Monday, January 30, 2012
San Francisco Is Noir City
The wildly successful, ten-day Noir City Film Festival wrapped up on Sunday at the Castro Theatre with a six-film Dashiell Hammett marathon.
Friday evening, the nearly full house was entertained by the Los Angeles chanteuse Laura Ellis, who has just released a "Femme Fatale" CD featuring torch songs from old films.
Noir City founder Eddie Muller (above right) introduced this year's Ms. Noir City, Helena Bianca, who modeled for this year's festival poster as the character Brigid O'Shaughnessy in Dashiell Hammett's old San Francisco apartment where he wrote The Maltese Falcon.
The featured film was the 1949 Thieves' Highway with Richard Conte as a WWII veteran, Valentina Cortese as a waterfront "working girl," and Lee J. Cobb as a Mafia distributor in San Francisco's old produce market which has since been supplanted by the Embarcadero Center. The trail of corruption and violence that surrounds a truckload of Golden Delicious apples that makes its way from Fresno to San Francisco is outrageously entertaining, and as the beautiful four-color program maintains, the film is "a masterpiece of proletariat noir."

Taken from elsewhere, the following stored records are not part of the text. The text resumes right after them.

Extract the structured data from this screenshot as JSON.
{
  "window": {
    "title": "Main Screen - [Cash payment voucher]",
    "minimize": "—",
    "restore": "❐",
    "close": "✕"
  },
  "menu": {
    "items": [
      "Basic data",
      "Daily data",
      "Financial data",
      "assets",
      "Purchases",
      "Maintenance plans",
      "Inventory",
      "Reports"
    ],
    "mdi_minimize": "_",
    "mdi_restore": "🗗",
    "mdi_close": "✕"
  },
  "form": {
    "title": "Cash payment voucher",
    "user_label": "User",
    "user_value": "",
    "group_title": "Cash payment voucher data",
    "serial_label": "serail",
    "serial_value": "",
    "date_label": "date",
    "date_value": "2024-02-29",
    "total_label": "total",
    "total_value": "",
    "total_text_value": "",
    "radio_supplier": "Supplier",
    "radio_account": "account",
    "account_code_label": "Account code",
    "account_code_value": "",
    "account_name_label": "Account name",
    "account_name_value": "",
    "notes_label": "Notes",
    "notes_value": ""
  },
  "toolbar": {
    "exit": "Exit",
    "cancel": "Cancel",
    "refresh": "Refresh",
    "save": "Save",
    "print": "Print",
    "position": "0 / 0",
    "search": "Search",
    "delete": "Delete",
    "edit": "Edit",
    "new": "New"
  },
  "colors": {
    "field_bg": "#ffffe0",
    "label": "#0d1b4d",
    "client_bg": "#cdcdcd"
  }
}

At the end of Eddie's introduction to the movie, he was surprised with a commendation from the San Francisco Mayor's Office, extolling him for all his contributions to the city. "You are commended for such-and-such, and then there's some legalese, and it's signed by Mayor Edwin M. Lee." Muller was gracious about the official honor, but his eyebrows raised when he read the mayor's name, and he added, "I'd better keep my mouth shut here. Just remember, San Francisco IS Noir City, and that includes City Hall," referring I assume to the film genre's fascination with official corruption and double-dealing.